→ **Work required**
Give the entries again exactly; drop the pictures.

Component data from apps and pages
Start of Block
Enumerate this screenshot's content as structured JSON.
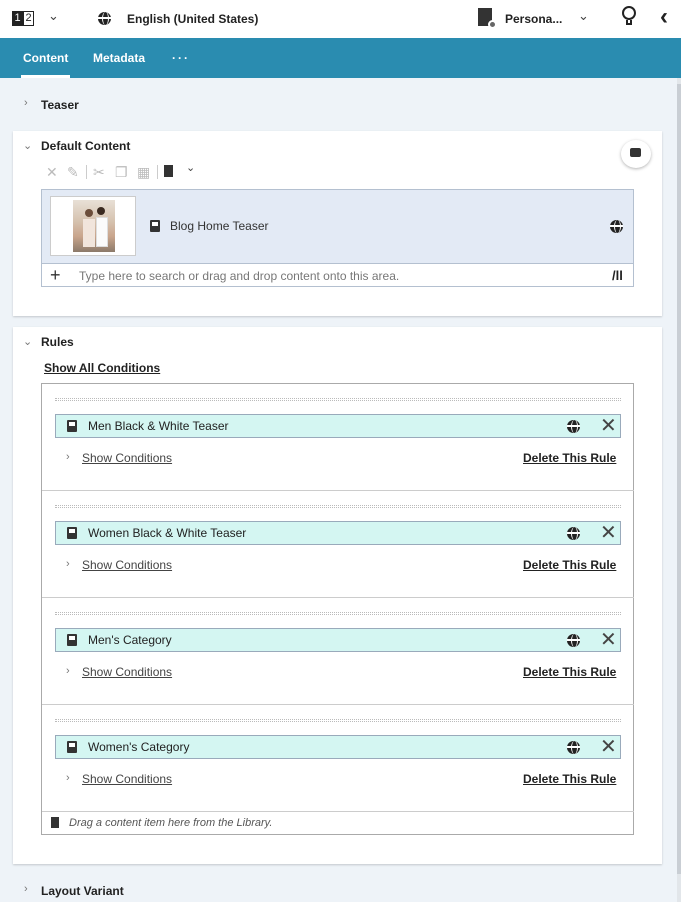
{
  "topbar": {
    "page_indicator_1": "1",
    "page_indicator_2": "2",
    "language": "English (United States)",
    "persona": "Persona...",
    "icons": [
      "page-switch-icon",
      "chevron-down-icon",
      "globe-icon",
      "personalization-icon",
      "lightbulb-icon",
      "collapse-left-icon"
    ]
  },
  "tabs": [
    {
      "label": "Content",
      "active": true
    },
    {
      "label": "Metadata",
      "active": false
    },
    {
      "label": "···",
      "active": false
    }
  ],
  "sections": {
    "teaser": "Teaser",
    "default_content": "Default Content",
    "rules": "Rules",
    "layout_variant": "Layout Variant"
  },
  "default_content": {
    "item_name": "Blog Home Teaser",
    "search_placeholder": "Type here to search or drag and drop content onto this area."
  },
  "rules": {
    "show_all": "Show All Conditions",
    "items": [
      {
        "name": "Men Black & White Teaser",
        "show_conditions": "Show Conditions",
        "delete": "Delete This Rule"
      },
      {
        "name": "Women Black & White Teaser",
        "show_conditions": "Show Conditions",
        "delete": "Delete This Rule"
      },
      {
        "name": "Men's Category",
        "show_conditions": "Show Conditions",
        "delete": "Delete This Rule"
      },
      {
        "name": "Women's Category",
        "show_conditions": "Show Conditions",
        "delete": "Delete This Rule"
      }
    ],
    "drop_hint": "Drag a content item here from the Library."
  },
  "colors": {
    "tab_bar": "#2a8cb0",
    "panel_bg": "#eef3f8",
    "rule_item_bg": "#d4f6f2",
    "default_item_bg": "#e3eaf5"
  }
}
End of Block
→ **Result below**
Enumerate this screenshot's content as structured JSON.
{
  "topbar": {
    "page_indicator_1": "1",
    "page_indicator_2": "2",
    "language": "English (United States)",
    "persona": "Persona...",
    "icons": [
      "page-switch-icon",
      "chevron-down-icon",
      "globe-icon",
      "personalization-icon",
      "lightbulb-icon",
      "collapse-left-icon"
    ]
  },
  "tabs": [
    {
      "label": "Content",
      "active": true
    },
    {
      "label": "Metadata",
      "active": false
    },
    {
      "label": "···",
      "active": false
    }
  ],
  "sections": {
    "teaser": "Teaser",
    "default_content": "Default Content",
    "rules": "Rules",
    "layout_variant": "Layout Variant"
  },
  "default_content": {
    "item_name": "Blog Home Teaser",
    "search_placeholder": "Type here to search or drag and drop content onto this area."
  },
  "rules": {
    "show_all": "Show All Conditions",
    "items": [
      {
        "name": "Men Black & White Teaser",
        "show_conditions": "Show Conditions",
        "delete": "Delete This Rule"
      },
      {
        "name": "Women Black & White Teaser",
        "show_conditions": "Show Conditions",
        "delete": "Delete This Rule"
      },
      {
        "name": "Men's Category",
        "show_conditions": "Show Conditions",
        "delete": "Delete This Rule"
      },
      {
        "name": "Women's Category",
        "show_conditions": "Show Conditions",
        "delete": "Delete This Rule"
      }
    ],
    "drop_hint": "Drag a content item here from the Library."
  },
  "colors": {
    "tab_bar": "#2a8cb0",
    "panel_bg": "#eef3f8",
    "rule_item_bg": "#d4f6f2",
    "default_item_bg": "#e3eaf5"
  }
}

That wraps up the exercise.